» **Given data**:
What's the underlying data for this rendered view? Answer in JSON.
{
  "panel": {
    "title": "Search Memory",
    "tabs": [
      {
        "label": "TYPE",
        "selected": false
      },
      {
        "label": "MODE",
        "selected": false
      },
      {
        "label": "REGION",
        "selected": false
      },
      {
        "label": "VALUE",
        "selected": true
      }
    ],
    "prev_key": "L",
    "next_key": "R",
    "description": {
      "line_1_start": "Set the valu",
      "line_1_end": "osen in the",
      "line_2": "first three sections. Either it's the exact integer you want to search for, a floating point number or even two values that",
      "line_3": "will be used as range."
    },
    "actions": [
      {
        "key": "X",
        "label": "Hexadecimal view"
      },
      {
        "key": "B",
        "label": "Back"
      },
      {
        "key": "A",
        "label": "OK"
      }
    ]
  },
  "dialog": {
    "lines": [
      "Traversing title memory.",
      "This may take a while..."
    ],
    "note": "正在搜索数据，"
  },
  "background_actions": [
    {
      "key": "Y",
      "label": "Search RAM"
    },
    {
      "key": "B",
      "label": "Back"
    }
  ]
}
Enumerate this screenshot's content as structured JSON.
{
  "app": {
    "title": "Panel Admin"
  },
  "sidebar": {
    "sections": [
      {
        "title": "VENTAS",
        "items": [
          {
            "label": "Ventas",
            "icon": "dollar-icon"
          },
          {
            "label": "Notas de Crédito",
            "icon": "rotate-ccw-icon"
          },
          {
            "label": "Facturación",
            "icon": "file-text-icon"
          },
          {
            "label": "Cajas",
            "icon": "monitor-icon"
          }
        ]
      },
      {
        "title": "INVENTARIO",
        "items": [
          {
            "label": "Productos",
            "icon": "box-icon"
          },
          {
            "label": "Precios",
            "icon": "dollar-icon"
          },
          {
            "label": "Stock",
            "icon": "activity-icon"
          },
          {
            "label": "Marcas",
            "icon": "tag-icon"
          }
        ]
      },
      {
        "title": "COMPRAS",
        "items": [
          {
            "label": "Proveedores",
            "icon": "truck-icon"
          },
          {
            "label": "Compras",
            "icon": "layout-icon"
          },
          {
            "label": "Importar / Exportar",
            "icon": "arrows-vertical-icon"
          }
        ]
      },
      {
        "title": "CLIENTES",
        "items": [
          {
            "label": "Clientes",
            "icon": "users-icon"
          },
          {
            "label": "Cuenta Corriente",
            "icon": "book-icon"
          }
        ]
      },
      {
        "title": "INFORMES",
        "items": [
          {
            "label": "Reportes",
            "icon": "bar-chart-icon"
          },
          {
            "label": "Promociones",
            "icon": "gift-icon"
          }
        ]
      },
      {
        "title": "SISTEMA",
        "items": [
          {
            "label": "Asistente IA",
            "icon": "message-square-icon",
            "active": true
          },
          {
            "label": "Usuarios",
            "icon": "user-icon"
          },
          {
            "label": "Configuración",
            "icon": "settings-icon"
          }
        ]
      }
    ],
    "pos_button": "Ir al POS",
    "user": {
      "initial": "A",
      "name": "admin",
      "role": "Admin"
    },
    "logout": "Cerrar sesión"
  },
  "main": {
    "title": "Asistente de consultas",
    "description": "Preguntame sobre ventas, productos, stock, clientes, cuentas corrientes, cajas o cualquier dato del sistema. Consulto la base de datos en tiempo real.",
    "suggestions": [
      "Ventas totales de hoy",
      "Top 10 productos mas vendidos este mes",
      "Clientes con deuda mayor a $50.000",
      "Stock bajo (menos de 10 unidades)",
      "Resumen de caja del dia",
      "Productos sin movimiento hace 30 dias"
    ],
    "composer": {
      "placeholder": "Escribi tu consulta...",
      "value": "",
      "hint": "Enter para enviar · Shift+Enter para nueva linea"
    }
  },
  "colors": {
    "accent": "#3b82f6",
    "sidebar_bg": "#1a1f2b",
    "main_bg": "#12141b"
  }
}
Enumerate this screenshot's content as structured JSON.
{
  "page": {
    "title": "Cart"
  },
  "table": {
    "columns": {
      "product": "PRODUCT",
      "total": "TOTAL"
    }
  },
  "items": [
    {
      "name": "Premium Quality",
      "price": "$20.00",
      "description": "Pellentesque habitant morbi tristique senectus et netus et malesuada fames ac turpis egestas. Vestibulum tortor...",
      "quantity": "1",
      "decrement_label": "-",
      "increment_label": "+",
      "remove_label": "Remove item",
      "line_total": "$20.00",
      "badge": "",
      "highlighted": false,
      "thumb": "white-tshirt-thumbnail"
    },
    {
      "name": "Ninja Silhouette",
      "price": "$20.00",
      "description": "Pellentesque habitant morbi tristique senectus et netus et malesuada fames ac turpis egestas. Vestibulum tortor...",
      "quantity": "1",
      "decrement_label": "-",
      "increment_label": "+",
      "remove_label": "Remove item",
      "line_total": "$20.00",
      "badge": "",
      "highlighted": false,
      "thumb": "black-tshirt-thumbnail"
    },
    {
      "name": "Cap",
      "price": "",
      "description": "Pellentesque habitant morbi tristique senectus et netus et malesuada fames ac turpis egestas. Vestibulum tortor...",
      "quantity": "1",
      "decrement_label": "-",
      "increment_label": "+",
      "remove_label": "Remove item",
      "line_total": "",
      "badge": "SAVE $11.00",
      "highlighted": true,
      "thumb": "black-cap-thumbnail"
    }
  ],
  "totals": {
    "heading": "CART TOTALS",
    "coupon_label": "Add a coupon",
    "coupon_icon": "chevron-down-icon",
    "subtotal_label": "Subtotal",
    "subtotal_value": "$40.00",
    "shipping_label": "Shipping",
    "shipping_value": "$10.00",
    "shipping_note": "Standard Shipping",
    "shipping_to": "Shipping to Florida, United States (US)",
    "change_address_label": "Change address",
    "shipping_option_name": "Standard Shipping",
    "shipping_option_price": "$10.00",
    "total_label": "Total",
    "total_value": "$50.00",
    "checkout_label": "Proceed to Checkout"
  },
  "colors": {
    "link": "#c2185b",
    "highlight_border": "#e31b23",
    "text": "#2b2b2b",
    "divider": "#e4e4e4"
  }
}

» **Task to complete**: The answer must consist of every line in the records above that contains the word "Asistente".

» **Task answer**:
            "label": "Asistente IA",
    "title": "Asistente de consultas",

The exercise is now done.